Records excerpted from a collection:
--------

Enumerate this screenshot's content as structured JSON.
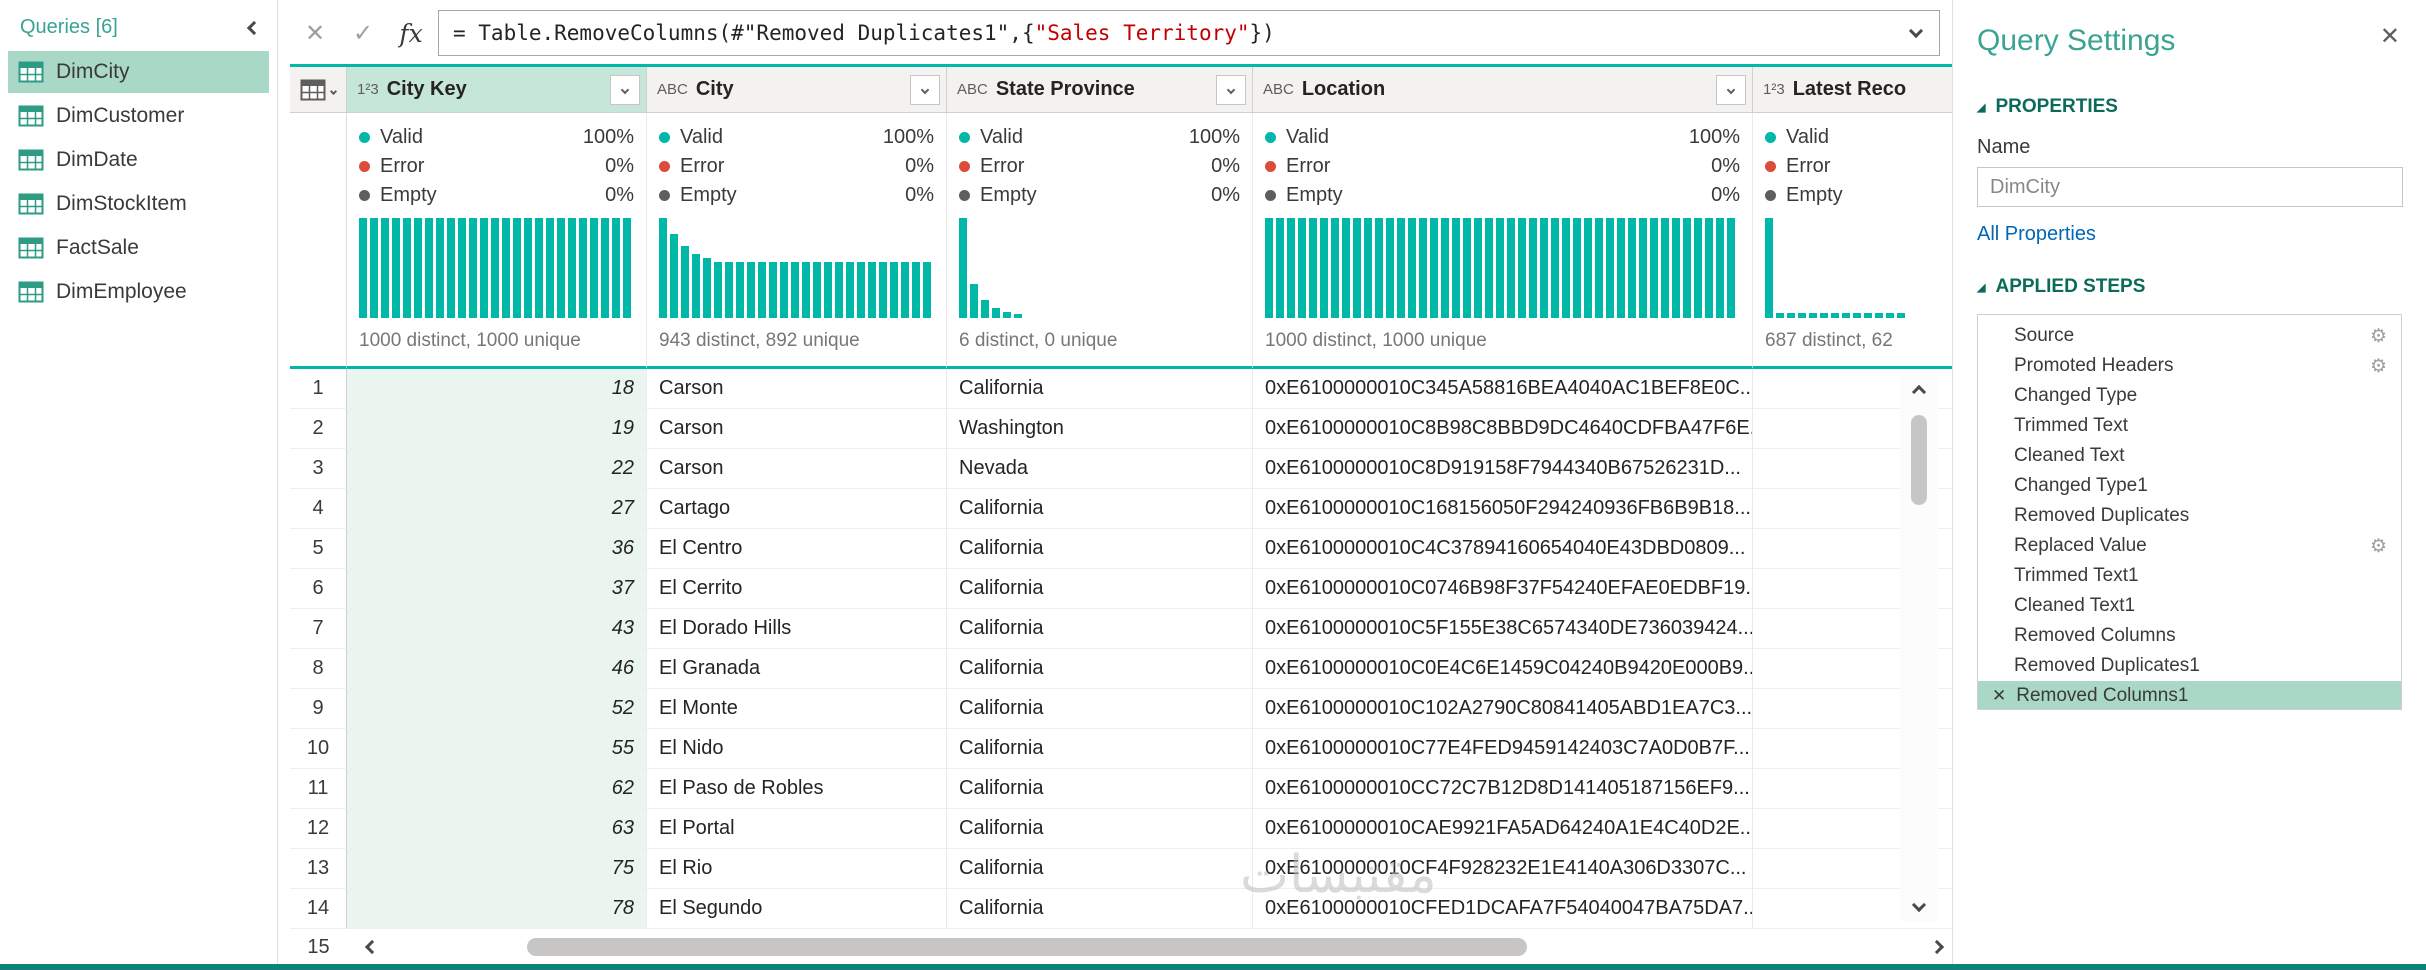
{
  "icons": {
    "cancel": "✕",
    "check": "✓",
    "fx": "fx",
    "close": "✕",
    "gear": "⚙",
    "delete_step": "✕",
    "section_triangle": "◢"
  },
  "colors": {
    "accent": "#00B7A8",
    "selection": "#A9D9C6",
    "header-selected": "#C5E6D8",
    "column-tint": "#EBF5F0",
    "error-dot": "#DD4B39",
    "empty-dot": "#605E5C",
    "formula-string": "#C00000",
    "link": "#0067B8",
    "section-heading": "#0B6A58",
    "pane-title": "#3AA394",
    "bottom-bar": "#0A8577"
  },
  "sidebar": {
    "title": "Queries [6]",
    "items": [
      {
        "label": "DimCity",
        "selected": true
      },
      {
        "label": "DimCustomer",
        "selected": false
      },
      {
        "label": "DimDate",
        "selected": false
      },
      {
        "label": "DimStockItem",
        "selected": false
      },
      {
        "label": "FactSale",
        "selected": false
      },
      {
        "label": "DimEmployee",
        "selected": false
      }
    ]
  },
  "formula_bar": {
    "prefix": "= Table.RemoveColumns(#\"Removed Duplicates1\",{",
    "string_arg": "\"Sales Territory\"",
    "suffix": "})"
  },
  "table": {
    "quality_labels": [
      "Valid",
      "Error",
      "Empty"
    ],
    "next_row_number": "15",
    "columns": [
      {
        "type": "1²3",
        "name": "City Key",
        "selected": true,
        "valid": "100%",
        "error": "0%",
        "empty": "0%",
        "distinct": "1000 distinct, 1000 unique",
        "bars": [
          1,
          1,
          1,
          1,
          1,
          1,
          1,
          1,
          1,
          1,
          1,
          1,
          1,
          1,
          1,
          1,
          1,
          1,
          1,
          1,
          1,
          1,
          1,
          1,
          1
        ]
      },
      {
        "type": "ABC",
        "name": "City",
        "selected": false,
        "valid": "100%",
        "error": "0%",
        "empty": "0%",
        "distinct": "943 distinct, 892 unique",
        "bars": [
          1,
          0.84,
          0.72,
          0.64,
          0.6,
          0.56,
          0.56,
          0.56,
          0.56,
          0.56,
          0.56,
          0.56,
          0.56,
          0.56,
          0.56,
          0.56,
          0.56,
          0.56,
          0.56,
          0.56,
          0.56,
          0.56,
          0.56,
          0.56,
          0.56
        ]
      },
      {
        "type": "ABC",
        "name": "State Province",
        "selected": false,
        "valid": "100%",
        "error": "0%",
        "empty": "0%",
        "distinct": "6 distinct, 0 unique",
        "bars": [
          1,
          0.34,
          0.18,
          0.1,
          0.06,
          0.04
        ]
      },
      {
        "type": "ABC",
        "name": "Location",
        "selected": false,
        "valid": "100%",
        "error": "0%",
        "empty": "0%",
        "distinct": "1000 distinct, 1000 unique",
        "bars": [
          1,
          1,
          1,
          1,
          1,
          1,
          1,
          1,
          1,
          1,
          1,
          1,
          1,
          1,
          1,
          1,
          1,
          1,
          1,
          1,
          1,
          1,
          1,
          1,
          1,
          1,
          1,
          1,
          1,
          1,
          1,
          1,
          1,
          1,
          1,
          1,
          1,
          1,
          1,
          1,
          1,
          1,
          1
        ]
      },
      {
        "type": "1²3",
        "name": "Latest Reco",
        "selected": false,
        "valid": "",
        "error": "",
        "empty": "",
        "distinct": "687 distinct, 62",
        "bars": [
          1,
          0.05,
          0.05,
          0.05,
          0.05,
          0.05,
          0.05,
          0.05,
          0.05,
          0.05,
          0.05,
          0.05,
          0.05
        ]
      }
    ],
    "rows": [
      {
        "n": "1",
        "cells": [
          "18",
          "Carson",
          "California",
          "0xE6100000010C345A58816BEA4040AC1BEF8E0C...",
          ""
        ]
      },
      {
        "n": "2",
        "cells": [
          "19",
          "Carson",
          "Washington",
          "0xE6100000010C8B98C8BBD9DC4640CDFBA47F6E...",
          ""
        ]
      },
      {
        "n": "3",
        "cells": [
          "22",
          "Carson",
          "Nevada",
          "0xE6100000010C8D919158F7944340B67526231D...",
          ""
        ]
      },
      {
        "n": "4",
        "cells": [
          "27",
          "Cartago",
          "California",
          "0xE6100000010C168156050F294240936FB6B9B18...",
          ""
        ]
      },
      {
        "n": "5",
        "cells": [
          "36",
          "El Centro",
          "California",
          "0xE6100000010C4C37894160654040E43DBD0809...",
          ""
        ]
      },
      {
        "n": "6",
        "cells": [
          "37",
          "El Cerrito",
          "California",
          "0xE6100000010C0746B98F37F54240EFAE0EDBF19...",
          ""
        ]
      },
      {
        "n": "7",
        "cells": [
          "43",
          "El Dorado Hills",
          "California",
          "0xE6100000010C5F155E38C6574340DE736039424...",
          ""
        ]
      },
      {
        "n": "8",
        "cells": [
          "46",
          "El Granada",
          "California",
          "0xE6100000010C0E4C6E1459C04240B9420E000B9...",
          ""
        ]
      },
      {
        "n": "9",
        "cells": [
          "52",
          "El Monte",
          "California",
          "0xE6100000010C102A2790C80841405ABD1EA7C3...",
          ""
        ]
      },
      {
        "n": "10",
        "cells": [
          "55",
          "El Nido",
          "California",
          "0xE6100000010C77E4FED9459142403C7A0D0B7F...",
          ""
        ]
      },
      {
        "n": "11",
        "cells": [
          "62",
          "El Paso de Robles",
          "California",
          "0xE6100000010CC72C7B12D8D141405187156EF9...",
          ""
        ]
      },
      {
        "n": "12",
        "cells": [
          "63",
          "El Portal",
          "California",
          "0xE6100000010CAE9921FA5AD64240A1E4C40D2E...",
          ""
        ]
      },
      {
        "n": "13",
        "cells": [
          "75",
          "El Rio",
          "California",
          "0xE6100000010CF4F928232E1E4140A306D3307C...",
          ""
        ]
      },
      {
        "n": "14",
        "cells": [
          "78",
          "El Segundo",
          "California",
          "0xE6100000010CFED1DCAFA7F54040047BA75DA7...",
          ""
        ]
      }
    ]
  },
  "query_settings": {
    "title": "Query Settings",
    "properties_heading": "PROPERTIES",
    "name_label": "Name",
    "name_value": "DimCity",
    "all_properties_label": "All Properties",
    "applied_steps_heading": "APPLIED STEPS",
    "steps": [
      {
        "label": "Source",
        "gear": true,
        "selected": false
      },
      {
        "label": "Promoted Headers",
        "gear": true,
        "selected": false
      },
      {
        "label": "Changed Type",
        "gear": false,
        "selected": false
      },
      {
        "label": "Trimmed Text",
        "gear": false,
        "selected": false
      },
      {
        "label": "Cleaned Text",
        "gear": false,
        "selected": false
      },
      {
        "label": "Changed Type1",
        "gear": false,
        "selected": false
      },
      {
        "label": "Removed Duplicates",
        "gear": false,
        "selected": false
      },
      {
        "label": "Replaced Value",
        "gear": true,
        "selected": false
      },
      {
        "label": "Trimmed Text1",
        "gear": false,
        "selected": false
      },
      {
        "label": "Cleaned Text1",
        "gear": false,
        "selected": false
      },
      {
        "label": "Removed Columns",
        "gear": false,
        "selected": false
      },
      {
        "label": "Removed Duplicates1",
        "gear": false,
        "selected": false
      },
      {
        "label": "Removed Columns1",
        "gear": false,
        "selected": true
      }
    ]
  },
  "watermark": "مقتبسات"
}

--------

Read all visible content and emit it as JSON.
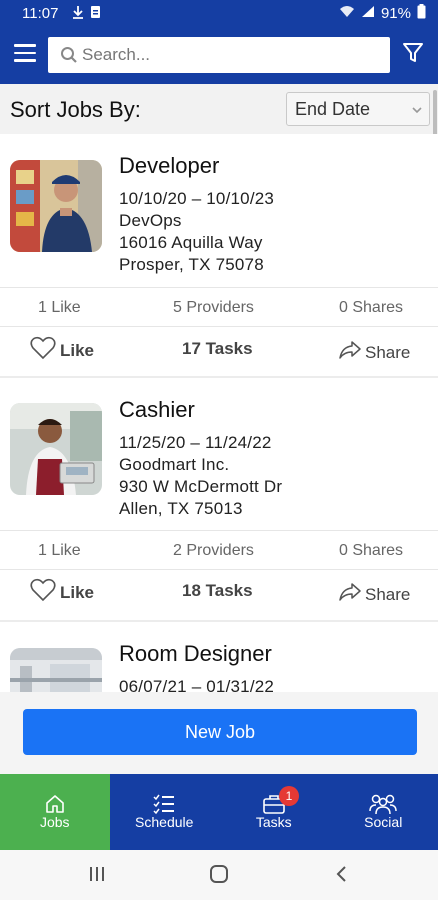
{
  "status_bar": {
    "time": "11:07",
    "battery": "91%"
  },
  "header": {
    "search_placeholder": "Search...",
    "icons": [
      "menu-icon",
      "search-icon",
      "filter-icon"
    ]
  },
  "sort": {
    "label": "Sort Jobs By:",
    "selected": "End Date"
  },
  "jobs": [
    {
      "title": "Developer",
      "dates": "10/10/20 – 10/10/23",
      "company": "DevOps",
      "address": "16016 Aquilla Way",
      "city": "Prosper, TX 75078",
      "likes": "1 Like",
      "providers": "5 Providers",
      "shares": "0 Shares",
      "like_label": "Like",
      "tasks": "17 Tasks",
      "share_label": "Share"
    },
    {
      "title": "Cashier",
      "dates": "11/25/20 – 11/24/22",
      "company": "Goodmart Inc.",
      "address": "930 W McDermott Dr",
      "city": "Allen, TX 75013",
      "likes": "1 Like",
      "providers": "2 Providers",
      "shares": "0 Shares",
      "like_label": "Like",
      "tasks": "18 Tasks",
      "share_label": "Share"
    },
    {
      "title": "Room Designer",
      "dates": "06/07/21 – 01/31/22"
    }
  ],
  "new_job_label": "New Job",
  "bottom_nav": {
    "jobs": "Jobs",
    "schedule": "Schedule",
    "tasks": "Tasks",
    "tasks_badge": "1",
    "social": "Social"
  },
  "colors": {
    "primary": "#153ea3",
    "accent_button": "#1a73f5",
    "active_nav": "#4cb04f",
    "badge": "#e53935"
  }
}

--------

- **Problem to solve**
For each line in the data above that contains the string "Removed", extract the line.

- **Answer to this task**
    "prefix": "= Table.RemoveColumns(#\"Removed Duplicates1\",{",
        "label": "Removed Duplicates",
        "label": "Removed Columns",
        "label": "Removed Duplicates1",
        "label": "Removed Columns1",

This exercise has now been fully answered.